TASK BRIEF:
Using the data below, show every line where the word "kind" occurs.

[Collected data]

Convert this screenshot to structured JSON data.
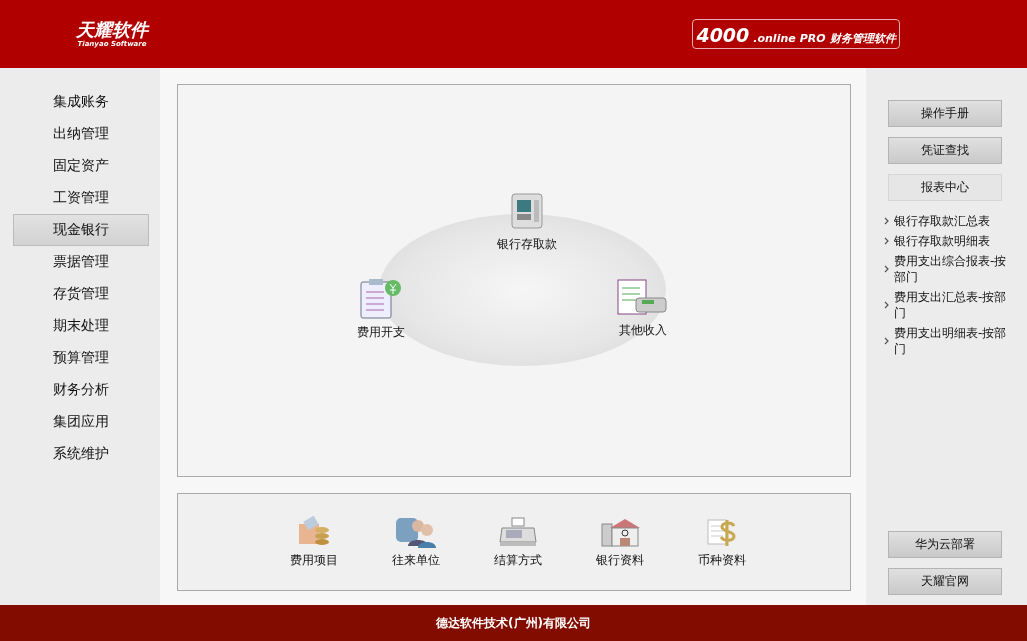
{
  "header": {
    "logo": {
      "name": "天耀软件",
      "subtitle": "Tianyao Software"
    },
    "product": {
      "number": "4000",
      "suffix": ".online",
      "edition": "PRO",
      "title": "财务管理软件"
    }
  },
  "sidebar": {
    "items": [
      {
        "label": "集成账务",
        "selected": false
      },
      {
        "label": "出纳管理",
        "selected": false
      },
      {
        "label": "固定资产",
        "selected": false
      },
      {
        "label": "工资管理",
        "selected": false
      },
      {
        "label": "现金银行",
        "selected": true
      },
      {
        "label": "票据管理",
        "selected": false
      },
      {
        "label": "存货管理",
        "selected": false
      },
      {
        "label": "期末处理",
        "selected": false
      },
      {
        "label": "预算管理",
        "selected": false
      },
      {
        "label": "财务分析",
        "selected": false
      },
      {
        "label": "集团应用",
        "selected": false
      },
      {
        "label": "系统维护",
        "selected": false
      }
    ]
  },
  "flow": {
    "nodes": [
      {
        "label": "银行存取款",
        "kind": "atm"
      },
      {
        "label": "费用开支",
        "kind": "expense"
      },
      {
        "label": "其他收入",
        "kind": "pos"
      }
    ]
  },
  "basics": {
    "items": [
      {
        "label": "费用项目",
        "kind": "coins"
      },
      {
        "label": "往来单位",
        "kind": "people"
      },
      {
        "label": "结算方式",
        "kind": "register"
      },
      {
        "label": "银行资料",
        "kind": "bank"
      },
      {
        "label": "币种资料",
        "kind": "dollar"
      }
    ]
  },
  "tools": {
    "buttons": [
      {
        "label": "操作手册",
        "selected": false
      },
      {
        "label": "凭证查找",
        "selected": false
      },
      {
        "label": "报表中心",
        "selected": true
      }
    ],
    "reports": [
      "银行存取款汇总表",
      "银行存取款明细表",
      "费用支出综合报表-按部门",
      "费用支出汇总表-按部门",
      "费用支出明细表-按部门"
    ],
    "links": [
      "华为云部署",
      "天耀官网"
    ]
  },
  "footer": {
    "company": "德达软件技术(广州)有限公司"
  }
}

ANSWER TO THIS EXERCISE:
        "kind": "atm"
        "kind": "expense"
        "kind": "pos"
        "kind": "coins"
        "kind": "people"
        "kind": "register"
        "kind": "bank"
        "kind": "dollar"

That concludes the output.